Jayendra Shah

Producer of Gujarati Tele-serial "Katha Sarita"
Jayendra Shah Tribute Arun Bhatt

Arun Bhatt was a phenomenal person. He was someone you’d find hard to forget after meeting once, and someone you’d want to meet over and over again. Apart from being an accomplished director, he was also a very cultured and knowledgeable person, who was well versed in history and music. But above all, he was an emotional man with an innate goodness of character. 

The fact that he directed my first Gujarati serial, ‘Katha Sarita’, was a source of pride, not just for me, but for Gujarati literature and television as well. The serial was well received by rural and urban audiences. In fact, a newspaper reported that even Dhirubhai Ambani was watching the serial! The serial’s success can be attributed to the amazing work done by the writers, actors and Arunbhai’s fabulous direction. Actors would tell me that they enjoyed working with him because he tapped into their talent and inspired them to give their best performance. 

At a time when Gujrati film industry was struggling with the same kind of folk and religious stories, routine soundtracks and double meaning dialogues, Arunbhai’s socials came as a breath of fresh air.

Films like Mota Gharni Vahu, Lohi Ni Sagaai, Paarki Thaapan and Maa Baap were clean, wholesome family entertainers that gave a new lease of life to the Gujarati film industry. Familiar with both rural and urban milieu,  his stories reflected  and appealed to middle class values. He was an aficionado of both folk music and sugam sangeet, and took a keen interest in the soundtrack of all his films. Songs from his films became very popular.

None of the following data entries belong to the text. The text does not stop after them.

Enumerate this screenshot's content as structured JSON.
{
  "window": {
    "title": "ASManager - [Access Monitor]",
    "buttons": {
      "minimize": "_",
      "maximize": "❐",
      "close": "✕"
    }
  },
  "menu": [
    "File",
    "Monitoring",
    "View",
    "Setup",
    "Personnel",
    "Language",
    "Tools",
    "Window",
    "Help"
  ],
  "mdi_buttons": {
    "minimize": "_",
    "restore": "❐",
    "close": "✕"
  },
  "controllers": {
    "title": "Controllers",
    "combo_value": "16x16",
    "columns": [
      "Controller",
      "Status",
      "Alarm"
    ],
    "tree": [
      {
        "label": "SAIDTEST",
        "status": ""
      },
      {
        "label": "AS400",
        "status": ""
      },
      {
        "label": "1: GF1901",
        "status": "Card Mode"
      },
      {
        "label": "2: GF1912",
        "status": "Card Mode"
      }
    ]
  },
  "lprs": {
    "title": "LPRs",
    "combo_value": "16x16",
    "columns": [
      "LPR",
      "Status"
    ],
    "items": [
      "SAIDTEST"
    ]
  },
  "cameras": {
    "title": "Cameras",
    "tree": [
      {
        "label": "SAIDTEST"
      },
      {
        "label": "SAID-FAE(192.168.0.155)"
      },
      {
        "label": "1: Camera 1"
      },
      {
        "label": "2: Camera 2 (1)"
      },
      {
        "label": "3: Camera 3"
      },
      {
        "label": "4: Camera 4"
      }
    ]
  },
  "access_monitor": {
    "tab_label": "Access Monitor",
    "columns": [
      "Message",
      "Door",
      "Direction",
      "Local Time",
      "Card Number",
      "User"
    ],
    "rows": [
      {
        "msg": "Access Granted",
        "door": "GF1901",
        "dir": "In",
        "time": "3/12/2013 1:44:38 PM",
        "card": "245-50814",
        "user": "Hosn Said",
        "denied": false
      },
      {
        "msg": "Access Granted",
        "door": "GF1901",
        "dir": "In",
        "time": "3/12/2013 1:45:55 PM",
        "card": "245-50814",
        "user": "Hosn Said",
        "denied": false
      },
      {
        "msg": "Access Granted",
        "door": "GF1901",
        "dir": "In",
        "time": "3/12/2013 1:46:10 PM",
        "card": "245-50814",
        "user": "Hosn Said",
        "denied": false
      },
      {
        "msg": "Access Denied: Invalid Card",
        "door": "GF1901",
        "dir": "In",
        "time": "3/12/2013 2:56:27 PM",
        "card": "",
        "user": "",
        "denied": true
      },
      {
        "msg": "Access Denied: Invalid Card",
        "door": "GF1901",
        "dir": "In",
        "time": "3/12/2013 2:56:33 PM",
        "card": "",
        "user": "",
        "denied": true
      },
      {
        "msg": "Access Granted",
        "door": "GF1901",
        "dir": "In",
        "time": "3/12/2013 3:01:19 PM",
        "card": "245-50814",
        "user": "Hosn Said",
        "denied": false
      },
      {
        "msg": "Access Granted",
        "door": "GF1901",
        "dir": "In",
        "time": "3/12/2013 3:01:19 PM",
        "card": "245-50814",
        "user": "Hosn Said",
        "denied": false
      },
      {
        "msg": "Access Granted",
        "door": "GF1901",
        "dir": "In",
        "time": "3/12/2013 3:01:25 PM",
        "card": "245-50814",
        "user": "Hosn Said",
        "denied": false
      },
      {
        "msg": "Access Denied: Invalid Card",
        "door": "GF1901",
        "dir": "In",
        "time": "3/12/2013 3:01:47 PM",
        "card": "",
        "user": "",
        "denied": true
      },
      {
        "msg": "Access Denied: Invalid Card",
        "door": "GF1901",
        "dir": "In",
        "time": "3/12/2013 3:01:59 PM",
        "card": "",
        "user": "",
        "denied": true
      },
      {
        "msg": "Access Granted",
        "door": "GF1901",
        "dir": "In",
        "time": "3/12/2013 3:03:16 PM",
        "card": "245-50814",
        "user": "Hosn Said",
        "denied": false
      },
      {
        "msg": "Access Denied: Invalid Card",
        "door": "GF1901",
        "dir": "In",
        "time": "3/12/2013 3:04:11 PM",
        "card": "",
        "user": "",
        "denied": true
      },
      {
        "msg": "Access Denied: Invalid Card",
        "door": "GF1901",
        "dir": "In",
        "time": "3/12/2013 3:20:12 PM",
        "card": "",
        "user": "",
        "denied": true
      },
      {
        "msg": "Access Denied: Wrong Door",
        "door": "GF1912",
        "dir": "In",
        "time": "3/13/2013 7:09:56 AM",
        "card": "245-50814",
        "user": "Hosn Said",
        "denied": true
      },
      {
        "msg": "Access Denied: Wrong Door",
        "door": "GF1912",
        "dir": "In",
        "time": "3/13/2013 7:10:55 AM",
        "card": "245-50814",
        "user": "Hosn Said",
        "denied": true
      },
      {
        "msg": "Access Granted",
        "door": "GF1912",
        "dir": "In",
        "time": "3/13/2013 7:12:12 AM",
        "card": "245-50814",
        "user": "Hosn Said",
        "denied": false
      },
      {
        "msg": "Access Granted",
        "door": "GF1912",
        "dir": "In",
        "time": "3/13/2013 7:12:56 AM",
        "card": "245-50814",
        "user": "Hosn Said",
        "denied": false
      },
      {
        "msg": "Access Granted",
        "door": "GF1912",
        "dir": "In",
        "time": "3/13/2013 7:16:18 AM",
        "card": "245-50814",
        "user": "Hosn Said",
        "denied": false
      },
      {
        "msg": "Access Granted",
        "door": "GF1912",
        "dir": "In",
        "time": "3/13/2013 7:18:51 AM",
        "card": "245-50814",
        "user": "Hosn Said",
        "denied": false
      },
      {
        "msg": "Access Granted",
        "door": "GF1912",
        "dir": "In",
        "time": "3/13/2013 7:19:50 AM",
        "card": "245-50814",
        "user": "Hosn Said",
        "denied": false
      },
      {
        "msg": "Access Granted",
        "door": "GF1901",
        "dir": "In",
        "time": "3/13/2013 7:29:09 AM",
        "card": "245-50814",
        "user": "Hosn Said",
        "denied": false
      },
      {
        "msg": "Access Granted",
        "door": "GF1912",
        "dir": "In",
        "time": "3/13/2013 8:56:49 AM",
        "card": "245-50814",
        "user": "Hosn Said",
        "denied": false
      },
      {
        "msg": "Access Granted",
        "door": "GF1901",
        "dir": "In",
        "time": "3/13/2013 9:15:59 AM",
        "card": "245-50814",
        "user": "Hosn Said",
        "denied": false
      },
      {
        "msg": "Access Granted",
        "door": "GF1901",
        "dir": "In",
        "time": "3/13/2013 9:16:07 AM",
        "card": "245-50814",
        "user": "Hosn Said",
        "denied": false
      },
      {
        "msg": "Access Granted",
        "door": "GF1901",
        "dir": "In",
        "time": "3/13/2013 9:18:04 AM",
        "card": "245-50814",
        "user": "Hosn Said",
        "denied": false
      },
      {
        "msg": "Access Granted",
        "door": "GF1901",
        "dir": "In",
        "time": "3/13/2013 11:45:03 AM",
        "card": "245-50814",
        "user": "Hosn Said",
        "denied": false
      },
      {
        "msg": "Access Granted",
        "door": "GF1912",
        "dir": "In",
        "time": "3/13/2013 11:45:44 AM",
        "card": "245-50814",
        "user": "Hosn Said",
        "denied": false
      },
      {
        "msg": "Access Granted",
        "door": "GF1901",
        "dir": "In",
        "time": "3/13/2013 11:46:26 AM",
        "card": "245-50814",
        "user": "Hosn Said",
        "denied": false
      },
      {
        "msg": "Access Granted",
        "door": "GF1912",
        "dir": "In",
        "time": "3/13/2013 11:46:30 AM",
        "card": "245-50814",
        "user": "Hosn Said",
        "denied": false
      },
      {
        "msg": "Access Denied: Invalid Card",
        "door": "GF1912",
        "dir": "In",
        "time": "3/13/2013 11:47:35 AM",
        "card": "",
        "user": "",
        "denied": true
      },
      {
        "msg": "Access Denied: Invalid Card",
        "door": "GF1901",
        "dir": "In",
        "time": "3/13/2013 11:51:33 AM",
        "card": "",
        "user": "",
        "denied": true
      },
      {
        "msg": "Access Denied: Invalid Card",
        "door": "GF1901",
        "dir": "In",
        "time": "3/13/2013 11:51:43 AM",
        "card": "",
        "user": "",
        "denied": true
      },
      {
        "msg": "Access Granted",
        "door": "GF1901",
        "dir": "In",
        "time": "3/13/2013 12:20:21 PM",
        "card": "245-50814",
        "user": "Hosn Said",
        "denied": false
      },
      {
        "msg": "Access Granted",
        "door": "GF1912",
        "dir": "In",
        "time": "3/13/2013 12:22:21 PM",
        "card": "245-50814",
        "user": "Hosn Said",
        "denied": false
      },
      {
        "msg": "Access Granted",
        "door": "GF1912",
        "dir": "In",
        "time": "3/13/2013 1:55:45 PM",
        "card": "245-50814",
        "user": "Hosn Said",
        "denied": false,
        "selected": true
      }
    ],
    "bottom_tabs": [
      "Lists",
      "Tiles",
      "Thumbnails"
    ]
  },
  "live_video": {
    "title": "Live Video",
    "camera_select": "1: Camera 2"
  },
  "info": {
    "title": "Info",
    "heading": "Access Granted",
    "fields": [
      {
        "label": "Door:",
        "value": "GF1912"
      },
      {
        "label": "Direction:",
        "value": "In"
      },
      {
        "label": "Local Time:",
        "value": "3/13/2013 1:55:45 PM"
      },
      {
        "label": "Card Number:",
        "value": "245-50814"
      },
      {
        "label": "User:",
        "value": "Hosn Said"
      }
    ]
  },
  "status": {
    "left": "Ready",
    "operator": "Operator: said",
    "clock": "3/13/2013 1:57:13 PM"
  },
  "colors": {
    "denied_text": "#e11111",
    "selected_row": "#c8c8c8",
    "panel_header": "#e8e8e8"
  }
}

As the son of Vijay Bhatt, a stalwart of the Indian film industry, direction came easily to Arunbhai and he brought to it his own style and nuance. Despite being exposed to films since childhood and making a name for himself, his family and he were humble and not ‘filmy’.  He was extremely humble, affectionate, and had a great sense of humor. Every actor or technician who worked with him considered him as a school of filmmaking. 

 Arunbhai was a perfectionist. For a Meghani story, we wanted to shoot in a Parsi home, which we were lucky to find in Umargam. But he also wanted a railway track, which was difficult as the railways refused to give us permission to shoot. Finally, we found an under construction railway line in Panvel. When we went there, it was raining, so we had to reschedule the shoot. The budget of a Gujarati serial cannot accommodate outdoor shoots, but somehow we were able to manage. This quest for perfection showed in his work. 

Once, when we were shooting in Filmistan, Mithun  Chakraborty was also there for a shoot. Having worked with Arunbhai in Ghar Jamai, he came on our set to meet him, and we had tea together. While leaving he told me, ‘Never leave this man (Arunbhai).’

There have been many directors in the Gujarati film industry, but it will be hard to find a director or a man like Arun Bhatt. Arunbhai will be remembered forever for his creations.